Canadian Manufacturing

Industry trends and employee attitudes are driving automation in Canada

Skills training desperately needed as one in five Canadian workers vulnerable to automation.

January 28, 2021  by CM Staff

Skills development and retraining is needed to prevent job loss from automation.

OTTAWA — Research from The Conference Board of Canada, in partnership with the Future Skills Centre, has found that a combination of industry-specific trends and attitudes is shaping how Canadian organizations adopt automation and use new technology.

In the research, The Conference Board of Canada found several common influences impacting automation adoption across different sectors of the economy. These include digital applications becoming more commonplace, mobile devices changing how employees work and interact, and increasing experimentation with automation.

“Our research found that most workers feel they have at least some of the resources, skills, and support they need to adopt new high-tech tools and processes,” says Darren Gresch, a Senior Research Associate at The Conference Board of Canada. “However, nearly one-third reported feeling no pressure to upgrade their skills.”

The upgrading of Canadian workers’ skills is critically important as up to 47% of jobs are at risk of being lost to automation or being radically transformed by technology in the coming years. And many of these workers have few options to transition into lower-risk occupations without significant retraining. Employers need to help workers better prepare for future job transitions and digital transformations.

Advertisement

In its latest research, The Conference Board found that most managers feel confident about how open their organizations are to adopting new technologies. However, they feel less prepared to take full advantage of the potential benefits. These managers are also less confident about compatibility issues with existing technologies.

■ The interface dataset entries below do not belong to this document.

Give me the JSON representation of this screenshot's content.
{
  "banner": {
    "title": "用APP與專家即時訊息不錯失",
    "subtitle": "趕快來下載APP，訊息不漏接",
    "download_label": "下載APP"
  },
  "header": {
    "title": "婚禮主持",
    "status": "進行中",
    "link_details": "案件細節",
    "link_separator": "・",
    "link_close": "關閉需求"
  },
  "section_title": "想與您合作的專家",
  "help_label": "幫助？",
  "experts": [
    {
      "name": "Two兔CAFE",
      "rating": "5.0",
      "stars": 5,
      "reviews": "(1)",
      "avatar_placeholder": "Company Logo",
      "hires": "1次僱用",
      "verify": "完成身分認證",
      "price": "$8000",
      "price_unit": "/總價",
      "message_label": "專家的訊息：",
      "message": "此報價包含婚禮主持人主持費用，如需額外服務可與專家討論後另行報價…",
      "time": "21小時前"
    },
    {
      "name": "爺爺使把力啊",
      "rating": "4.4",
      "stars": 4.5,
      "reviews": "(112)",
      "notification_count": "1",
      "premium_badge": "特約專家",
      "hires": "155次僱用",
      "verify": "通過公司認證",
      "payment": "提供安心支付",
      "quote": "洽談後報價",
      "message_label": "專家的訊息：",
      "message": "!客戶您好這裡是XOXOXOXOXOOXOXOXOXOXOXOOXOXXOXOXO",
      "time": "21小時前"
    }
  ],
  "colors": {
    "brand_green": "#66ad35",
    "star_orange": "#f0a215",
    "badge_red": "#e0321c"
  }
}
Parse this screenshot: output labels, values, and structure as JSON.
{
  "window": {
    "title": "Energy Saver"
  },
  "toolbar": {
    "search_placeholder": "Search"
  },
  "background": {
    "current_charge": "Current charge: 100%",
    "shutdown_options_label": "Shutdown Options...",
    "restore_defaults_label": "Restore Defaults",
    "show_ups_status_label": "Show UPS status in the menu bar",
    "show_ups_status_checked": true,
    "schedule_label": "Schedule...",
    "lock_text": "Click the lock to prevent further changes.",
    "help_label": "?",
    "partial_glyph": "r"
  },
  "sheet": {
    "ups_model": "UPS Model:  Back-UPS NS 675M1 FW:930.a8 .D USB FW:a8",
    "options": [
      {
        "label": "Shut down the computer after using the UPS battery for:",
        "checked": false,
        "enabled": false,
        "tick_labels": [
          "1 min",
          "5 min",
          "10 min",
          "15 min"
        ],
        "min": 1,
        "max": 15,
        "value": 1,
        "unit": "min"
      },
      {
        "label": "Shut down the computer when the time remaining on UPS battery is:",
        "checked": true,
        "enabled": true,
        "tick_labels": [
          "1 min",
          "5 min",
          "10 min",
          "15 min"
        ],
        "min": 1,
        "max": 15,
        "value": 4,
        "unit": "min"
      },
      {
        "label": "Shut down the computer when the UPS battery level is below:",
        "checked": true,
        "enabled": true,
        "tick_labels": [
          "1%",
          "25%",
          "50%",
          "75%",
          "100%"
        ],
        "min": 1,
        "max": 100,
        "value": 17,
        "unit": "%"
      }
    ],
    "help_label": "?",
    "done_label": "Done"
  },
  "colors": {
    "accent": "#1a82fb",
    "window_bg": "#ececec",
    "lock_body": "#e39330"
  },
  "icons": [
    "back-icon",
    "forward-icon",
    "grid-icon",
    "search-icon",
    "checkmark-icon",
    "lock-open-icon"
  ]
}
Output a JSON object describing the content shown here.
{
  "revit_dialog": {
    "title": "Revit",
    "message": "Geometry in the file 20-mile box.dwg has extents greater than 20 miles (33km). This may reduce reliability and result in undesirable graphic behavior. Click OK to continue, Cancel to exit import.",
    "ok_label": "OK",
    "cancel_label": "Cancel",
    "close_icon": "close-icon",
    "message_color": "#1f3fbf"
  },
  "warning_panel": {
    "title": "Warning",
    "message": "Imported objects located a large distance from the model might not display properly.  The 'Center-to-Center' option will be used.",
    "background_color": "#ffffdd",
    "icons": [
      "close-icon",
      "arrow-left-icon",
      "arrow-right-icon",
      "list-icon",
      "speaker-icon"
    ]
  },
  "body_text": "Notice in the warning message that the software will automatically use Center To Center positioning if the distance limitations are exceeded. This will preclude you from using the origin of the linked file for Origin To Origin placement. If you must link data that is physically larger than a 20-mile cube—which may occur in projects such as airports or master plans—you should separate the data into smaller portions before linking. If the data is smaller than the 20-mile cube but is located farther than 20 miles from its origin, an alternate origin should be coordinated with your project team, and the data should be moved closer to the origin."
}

Barriers that deter organizations from investing in new technologies and retraining employees include reactive responses toward new technologies, rather than proactive; inadequate workforce know-how for operating new technologies due to labour shortages; insufficient testing opportunities; and inconsistent regulations within industries.

“In the coming years, Canadians are going to need the right technical skills and complementary social and emotional skills to meet emerging economic trends head-on,” says Pedro Barata, Executive Director of the Future Skills Centre. “Employers and business leaders need to be mindful of which technology they adopt and how it will impact their workforce.”

Canadian organizations have introduced elements of automation into their operations to varying degrees. Labour shortages have been a major impetus for adopting automation-enabling technologies. An aging workforce, combined with the younger generation’s lack of willingness to work the same jobs, will precipitate a shortfall of skilled labour in the next 10 to 15 years, forecasts The Conference Board of Canada.